(Collected data)
################

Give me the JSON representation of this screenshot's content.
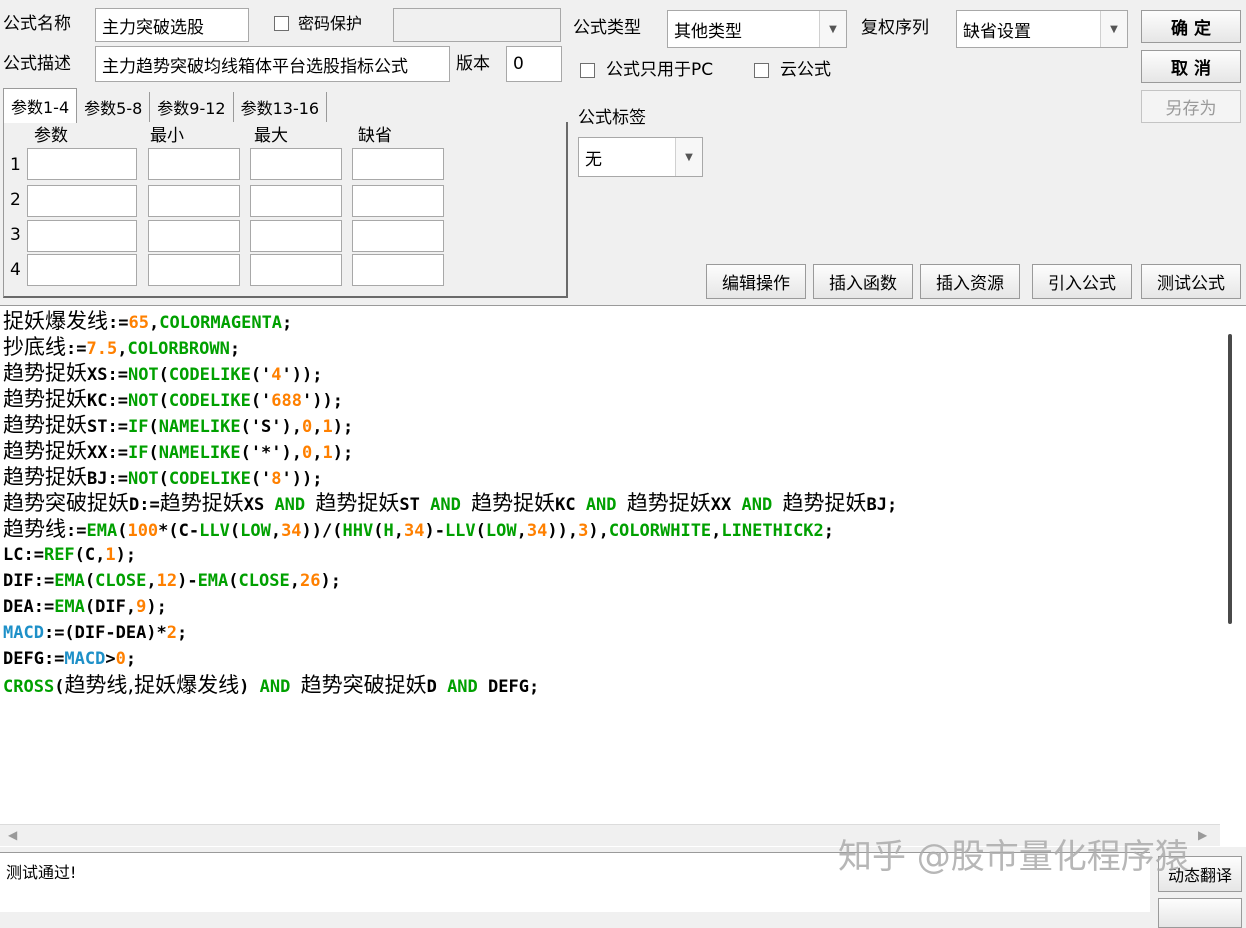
{
  "form": {
    "name_label": "公式名称",
    "name_value": "主力突破选股",
    "password_label": "密码保护",
    "desc_label": "公式描述",
    "desc_value": "主力趋势突破均线箱体平台选股指标公式",
    "version_label": "版本",
    "version_value": "0",
    "type_label": "公式类型",
    "type_value": "其他类型",
    "rights_label": "复权序列",
    "rights_value": "缺省设置",
    "pc_only_label": "公式只用于PC",
    "cloud_label": "云公式",
    "tag_label": "公式标签",
    "tag_value": "无"
  },
  "buttons": {
    "ok": "确  定",
    "cancel": "取  消",
    "save_as": "另存为",
    "edit_ops": "编辑操作",
    "insert_func": "插入函数",
    "insert_res": "插入资源",
    "import_formula": "引入公式",
    "test_formula": "测试公式",
    "auto_translate": "动态翻译"
  },
  "params": {
    "tabs": [
      "参数1-4",
      "参数5-8",
      "参数9-12",
      "参数13-16"
    ],
    "headers": [
      "参数",
      "最小",
      "最大",
      "缺省"
    ],
    "rows": [
      "1",
      "2",
      "3",
      "4"
    ]
  },
  "code": [
    [
      [
        "cn",
        "捉妖爆发线"
      ],
      [
        "b",
        ":="
      ],
      [
        "num",
        "65"
      ],
      [
        "b",
        ","
      ],
      [
        "g",
        "COLORMAGENTA"
      ],
      [
        "b",
        ";"
      ]
    ],
    [
      [
        "cn",
        "抄底线"
      ],
      [
        "b",
        ":="
      ],
      [
        "num",
        "7.5"
      ],
      [
        "b",
        ","
      ],
      [
        "g",
        "COLORBROWN"
      ],
      [
        "b",
        ";"
      ]
    ],
    [
      [
        "cn",
        "趋势捉妖"
      ],
      [
        "b",
        "XS:="
      ],
      [
        "g",
        "NOT"
      ],
      [
        "b",
        "("
      ],
      [
        "g",
        "CODELIKE"
      ],
      [
        "b",
        "('"
      ],
      [
        "num",
        "4"
      ],
      [
        "b",
        "'));"
      ]
    ],
    [
      [
        "cn",
        "趋势捉妖"
      ],
      [
        "b",
        "KC:="
      ],
      [
        "g",
        "NOT"
      ],
      [
        "b",
        "("
      ],
      [
        "g",
        "CODELIKE"
      ],
      [
        "b",
        "('"
      ],
      [
        "num",
        "688"
      ],
      [
        "b",
        "'));"
      ]
    ],
    [
      [
        "cn",
        "趋势捉妖"
      ],
      [
        "b",
        "ST:="
      ],
      [
        "g",
        "IF"
      ],
      [
        "b",
        "("
      ],
      [
        "g",
        "NAMELIKE"
      ],
      [
        "b",
        "('S'),"
      ],
      [
        "num",
        "0"
      ],
      [
        "b",
        ","
      ],
      [
        "num",
        "1"
      ],
      [
        "b",
        ");"
      ]
    ],
    [
      [
        "cn",
        "趋势捉妖"
      ],
      [
        "b",
        "XX:="
      ],
      [
        "g",
        "IF"
      ],
      [
        "b",
        "("
      ],
      [
        "g",
        "NAMELIKE"
      ],
      [
        "b",
        "('*'),"
      ],
      [
        "num",
        "0"
      ],
      [
        "b",
        ","
      ],
      [
        "num",
        "1"
      ],
      [
        "b",
        ");"
      ]
    ],
    [
      [
        "cn",
        "趋势捉妖"
      ],
      [
        "b",
        "BJ:="
      ],
      [
        "g",
        "NOT"
      ],
      [
        "b",
        "("
      ],
      [
        "g",
        "CODELIKE"
      ],
      [
        "b",
        "('"
      ],
      [
        "num",
        "8"
      ],
      [
        "b",
        "'));"
      ]
    ],
    [
      [
        "cn",
        "趋势突破捉妖"
      ],
      [
        "b",
        "D:="
      ],
      [
        "cn",
        "趋势捉妖"
      ],
      [
        "b",
        "XS "
      ],
      [
        "g",
        "AND"
      ],
      [
        "b",
        " "
      ],
      [
        "cn",
        "趋势捉妖"
      ],
      [
        "b",
        "ST "
      ],
      [
        "g",
        "AND"
      ],
      [
        "b",
        " "
      ],
      [
        "cn",
        "趋势捉妖"
      ],
      [
        "b",
        "KC "
      ],
      [
        "g",
        "AND"
      ],
      [
        "b",
        " "
      ],
      [
        "cn",
        "趋势捉妖"
      ],
      [
        "b",
        "XX "
      ],
      [
        "g",
        "AND"
      ],
      [
        "b",
        " "
      ],
      [
        "cn",
        "趋势捉妖"
      ],
      [
        "b",
        "BJ;"
      ]
    ],
    [
      [
        "cn",
        "趋势线"
      ],
      [
        "b",
        ":="
      ],
      [
        "g",
        "EMA"
      ],
      [
        "b",
        "("
      ],
      [
        "num",
        "100"
      ],
      [
        "b",
        "*(C-"
      ],
      [
        "g",
        "LLV"
      ],
      [
        "b",
        "("
      ],
      [
        "g",
        "LOW"
      ],
      [
        "b",
        ","
      ],
      [
        "num",
        "34"
      ],
      [
        "b",
        "))/("
      ],
      [
        "g",
        "HHV"
      ],
      [
        "b",
        "("
      ],
      [
        "g",
        "H"
      ],
      [
        "b",
        ","
      ],
      [
        "num",
        "34"
      ],
      [
        "b",
        ")-"
      ],
      [
        "g",
        "LLV"
      ],
      [
        "b",
        "("
      ],
      [
        "g",
        "LOW"
      ],
      [
        "b",
        ","
      ],
      [
        "num",
        "34"
      ],
      [
        "b",
        ")),"
      ],
      [
        "num",
        "3"
      ],
      [
        "b",
        "),"
      ],
      [
        "g",
        "COLORWHITE"
      ],
      [
        "b",
        ","
      ],
      [
        "g",
        "LINETHICK2"
      ],
      [
        "b",
        ";"
      ]
    ],
    [
      [
        "b",
        "LC:="
      ],
      [
        "g",
        "REF"
      ],
      [
        "b",
        "(C,"
      ],
      [
        "num",
        "1"
      ],
      [
        "b",
        ");"
      ]
    ],
    [
      [
        "b",
        "DIF:="
      ],
      [
        "g",
        "EMA"
      ],
      [
        "b",
        "("
      ],
      [
        "g",
        "CLOSE"
      ],
      [
        "b",
        ","
      ],
      [
        "num",
        "12"
      ],
      [
        "b",
        ")-"
      ],
      [
        "g",
        "EMA"
      ],
      [
        "b",
        "("
      ],
      [
        "g",
        "CLOSE"
      ],
      [
        "b",
        ","
      ],
      [
        "num",
        "26"
      ],
      [
        "b",
        ");"
      ]
    ],
    [
      [
        "b",
        "DEA:="
      ],
      [
        "g",
        "EMA"
      ],
      [
        "b",
        "(DIF,"
      ],
      [
        "num",
        "9"
      ],
      [
        "b",
        ");"
      ]
    ],
    [
      [
        "blue",
        "MACD"
      ],
      [
        "b",
        ":=(DIF-DEA)*"
      ],
      [
        "num",
        "2"
      ],
      [
        "b",
        ";"
      ]
    ],
    [
      [
        "b",
        "DEFG:="
      ],
      [
        "blue",
        "MACD"
      ],
      [
        "b",
        ">"
      ],
      [
        "num",
        "0"
      ],
      [
        "b",
        ";"
      ]
    ],
    [
      [
        "g",
        "CROSS"
      ],
      [
        "b",
        "("
      ],
      [
        "cn",
        "趋势线,捉妖爆发线"
      ],
      [
        "b",
        ") "
      ],
      [
        "g",
        "AND"
      ],
      [
        "b",
        " "
      ],
      [
        "cn",
        "趋势突破捉妖"
      ],
      [
        "b",
        "D "
      ],
      [
        "g",
        "AND"
      ],
      [
        "b",
        " DEFG;"
      ]
    ]
  ],
  "status": {
    "message": "测试通过!"
  },
  "watermark": "知乎 @股市量化程序猿"
}
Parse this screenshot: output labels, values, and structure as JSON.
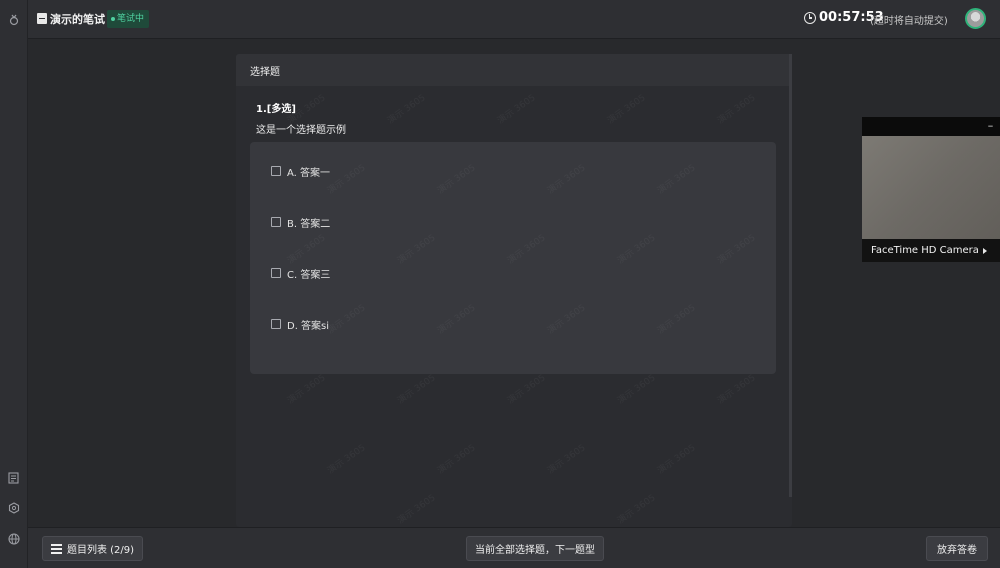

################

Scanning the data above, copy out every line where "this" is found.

**TASK ANSWER**
Give me the JSON representation of this screenshot's content.
Parse this screenshot: output labels, values, and structure as JSON.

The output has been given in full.